■ EXERCISE: Print the entire listing below word for word, excluding its pictures.

■ DATA SUPPLIED:
□ □ □ □ □ □ □

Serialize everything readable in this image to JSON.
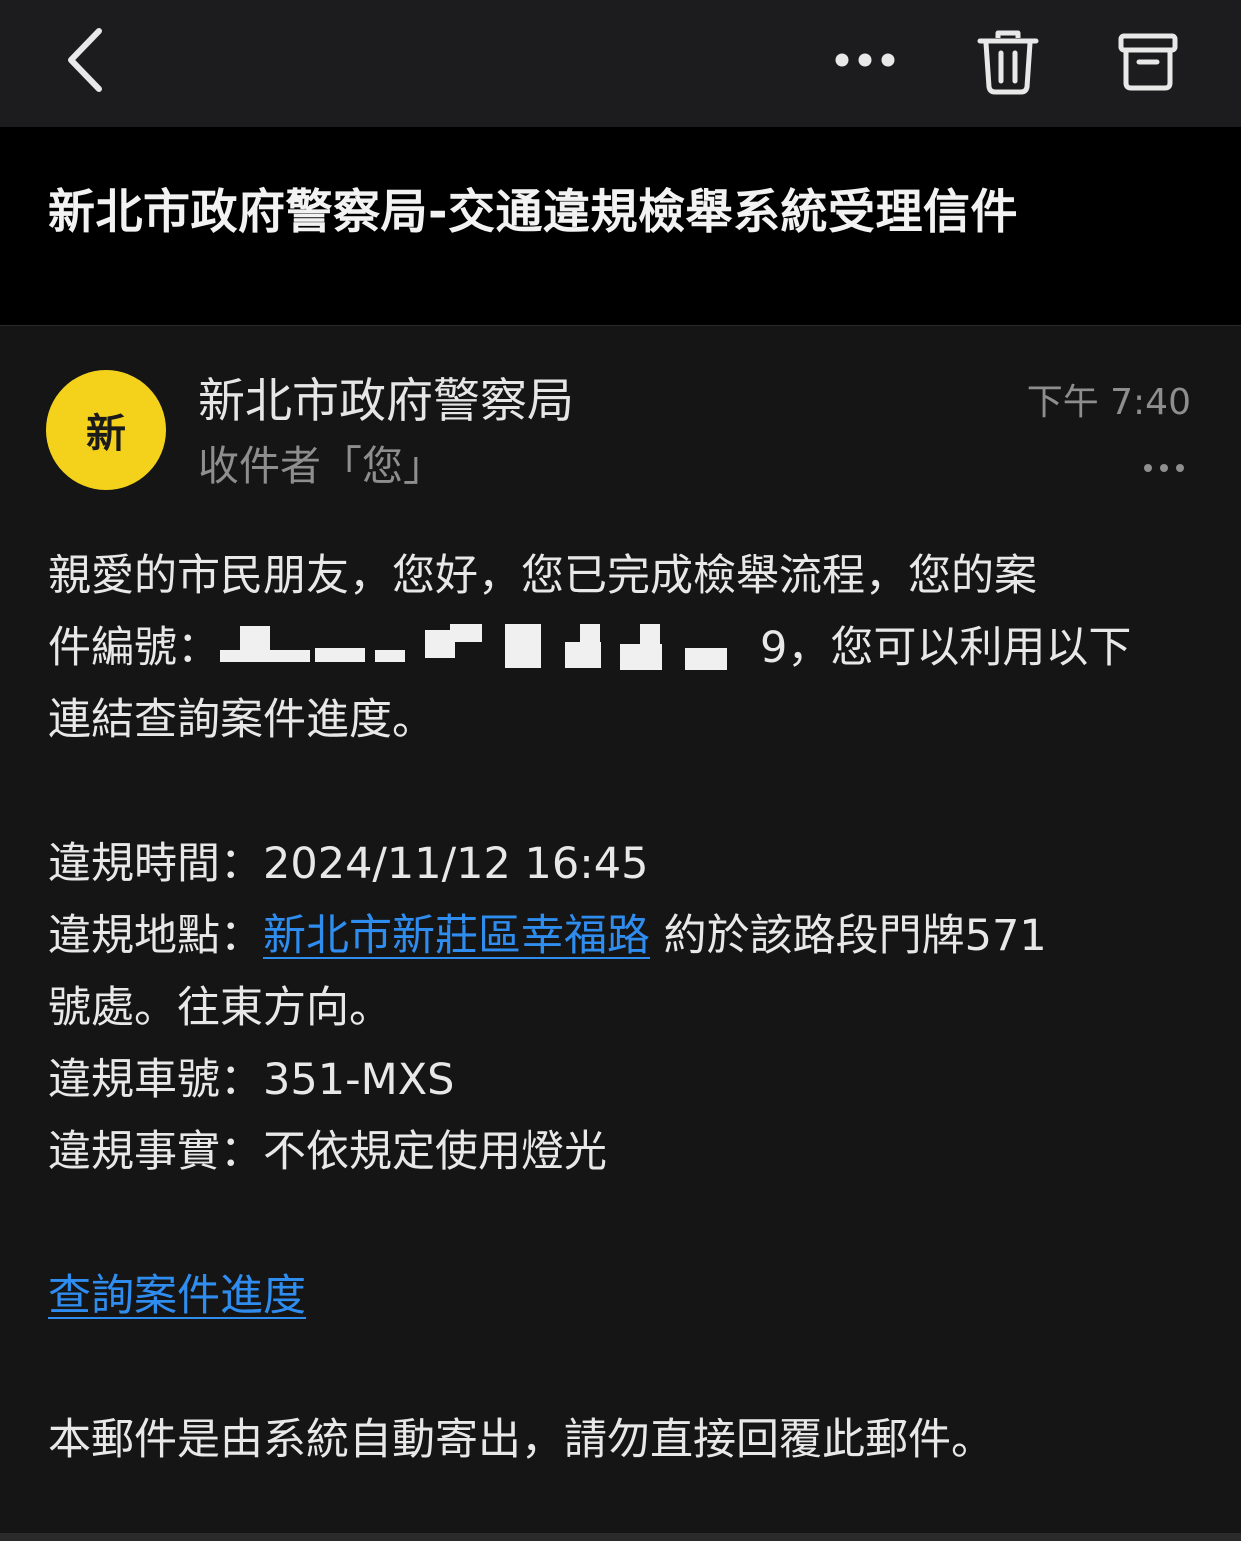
{
  "toolbar": {
    "back_icon": "chevron-left-icon",
    "more_icon": "ellipsis-icon",
    "delete_icon": "trash-icon",
    "archive_icon": "archive-icon"
  },
  "email": {
    "subject": "新北市政府警察局-交通違規檢舉系統受理信件",
    "sender_initial": "新",
    "sender_name": "新北市政府警察局",
    "recipient": "收件者「您」",
    "time": "下午 7:40",
    "avatar_color": "#f4d21c",
    "body": {
      "line1": "親愛的市民朋友，您好，您已完成檢舉流程，您的案",
      "line2_prefix": "件編號：",
      "case_number_suffix": "9，您可以利用以下",
      "line3": "連結查詢案件進度。",
      "time_label": "違規時間：",
      "time_value": "2024/11/12 16:45",
      "location_label": "違規地點：",
      "location_link": "新北市新莊區幸福路",
      "location_rest": " 約於該路段門牌571",
      "location_line2": "號處。往東方向。",
      "plate_label": "違規車號：",
      "plate_value": "351-MXS",
      "fact_label": "違規事實：",
      "fact_value": "不依規定使用燈光",
      "query_link": "查詢案件進度",
      "footer": "本郵件是由系統自動寄出，請勿直接回覆此郵件。"
    }
  },
  "colors": {
    "link": "#2f8df0",
    "toolbar_bg": "#1c1c1e",
    "content_bg": "#151515"
  }
}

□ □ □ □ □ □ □

■ TASK RESULT:
Serialize everything readable in this image to JSON.
{
  "toolbar": {
    "back_icon": "chevron-left-icon",
    "more_icon": "ellipsis-icon",
    "delete_icon": "trash-icon",
    "archive_icon": "archive-icon"
  },
  "email": {
    "subject": "新北市政府警察局-交通違規檢舉系統受理信件",
    "sender_initial": "新",
    "sender_name": "新北市政府警察局",
    "recipient": "收件者「您」",
    "time": "下午 7:40",
    "avatar_color": "#f4d21c",
    "body": {
      "line1": "親愛的市民朋友，您好，您已完成檢舉流程，您的案",
      "line2_prefix": "件編號：",
      "case_number_suffix": "9，您可以利用以下",
      "line3": "連結查詢案件進度。",
      "time_label": "違規時間：",
      "time_value": "2024/11/12 16:45",
      "location_label": "違規地點：",
      "location_link": "新北市新莊區幸福路",
      "location_rest": " 約於該路段門牌571",
      "location_line2": "號處。往東方向。",
      "plate_label": "違規車號：",
      "plate_value": "351-MXS",
      "fact_label": "違規事實：",
      "fact_value": "不依規定使用燈光",
      "query_link": "查詢案件進度",
      "footer": "本郵件是由系統自動寄出，請勿直接回覆此郵件。"
    }
  },
  "colors": {
    "link": "#2f8df0",
    "toolbar_bg": "#1c1c1e",
    "content_bg": "#151515"
  }
}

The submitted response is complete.